Why did I tell the story? Because of its human interest and because it is a good illustration of the benefits of a democracy where public opinion counts. In my view, telling the story is a way of making some points without being obnoxious about it.
Hopefully I have demonstrated and convince you that in acting as a bridge between China and America, in speaking about China to help Americe better understand China, you do not have to defend China. For sure, you should not feel any sense of divided loyalty. As a citizen of this country, you owe your allegiance to the United States. Period. This is not negotiable. As we know well from the recent experiences of Wen Ho Lee, there will be plenty of people that will suspect you of divided loyalty anyway. You must not give them cause and you must fight back when they discriminate and practice racial profiling.
As I alluded to at the beginning of my presentation, to be a bicultural person is to have the best of both worlds. As China grows in preeminence on the world stage, there will be a growing need for people that can communicate, facilitate and motivate on both sides of the Pacific. But the opportunities are even broader than just those that can go back and forth.
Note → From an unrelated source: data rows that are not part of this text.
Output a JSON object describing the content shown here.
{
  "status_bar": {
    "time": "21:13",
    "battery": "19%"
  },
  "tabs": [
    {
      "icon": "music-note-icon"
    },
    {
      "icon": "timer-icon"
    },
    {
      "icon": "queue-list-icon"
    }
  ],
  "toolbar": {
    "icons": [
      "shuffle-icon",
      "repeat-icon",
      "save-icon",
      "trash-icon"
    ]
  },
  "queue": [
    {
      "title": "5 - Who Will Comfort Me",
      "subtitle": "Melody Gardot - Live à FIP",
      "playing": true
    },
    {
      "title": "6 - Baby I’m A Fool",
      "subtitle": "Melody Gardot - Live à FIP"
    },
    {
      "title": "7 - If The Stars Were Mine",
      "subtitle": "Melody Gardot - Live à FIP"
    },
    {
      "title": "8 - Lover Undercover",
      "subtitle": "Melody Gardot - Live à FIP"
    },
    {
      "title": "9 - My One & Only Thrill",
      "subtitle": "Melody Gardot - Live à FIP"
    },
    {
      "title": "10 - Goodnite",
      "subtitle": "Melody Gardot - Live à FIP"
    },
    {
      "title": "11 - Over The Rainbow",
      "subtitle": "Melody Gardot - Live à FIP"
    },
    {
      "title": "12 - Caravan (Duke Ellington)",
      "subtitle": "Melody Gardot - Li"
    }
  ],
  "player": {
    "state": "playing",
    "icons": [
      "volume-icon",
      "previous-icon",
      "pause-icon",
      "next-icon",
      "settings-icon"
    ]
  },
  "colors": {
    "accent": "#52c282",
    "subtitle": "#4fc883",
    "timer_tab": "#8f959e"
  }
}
China is now actively recruiting those that have been trained and working in the U.S. to go back to China, much like Taiwan did about 10-15 years ago. Why? Because these people have the kind of training, experience, skill set and mindset and network of contacts of value to China. When China completes their reform of the securities market and open up the venture capital market and make the Renminbi convertible, the trickle of people returning to China to live and work there would become a torrent.
Opportunities in Silicon Valley are also growing for the bicultural person as well. For every new ethnic shopping center that opens means more jobs from chefs and waiters to clerks and shop owners to managers and small business operators.
The venture capital industry used to be virtually an all white business. Thanks to more and more high tech companies successfully started up by Chinese American and other Asian American entrepreneurs, the VC firms now realized that they are the ones missing out on deal flow if they do not have some partners who can interact with the Asian American founders.
Same with us here at Deloitte & Touche. We recognize the opportunity to serve increasing number of companies founded by Chinese American entrepreneurs as well as companies coming to Silicon Valley from China, Hong Kong and Taiwan. Thus we have formed Chinese Services Group with bi-lingual and bi-cultural members to provide an array of services.
My friends, we are facing tough tough times right now. When it’s the gloomiest, it’s most difficult to see the light at the end of the tunnel. But inevitably the economy will turn the corner. The long-term future for Silicon Valley, for China and for those of us that can live and work in both environments is bright and exciting. I wish all of you the best for the coming era, an era where multiculturalism and multilateralism will triumph.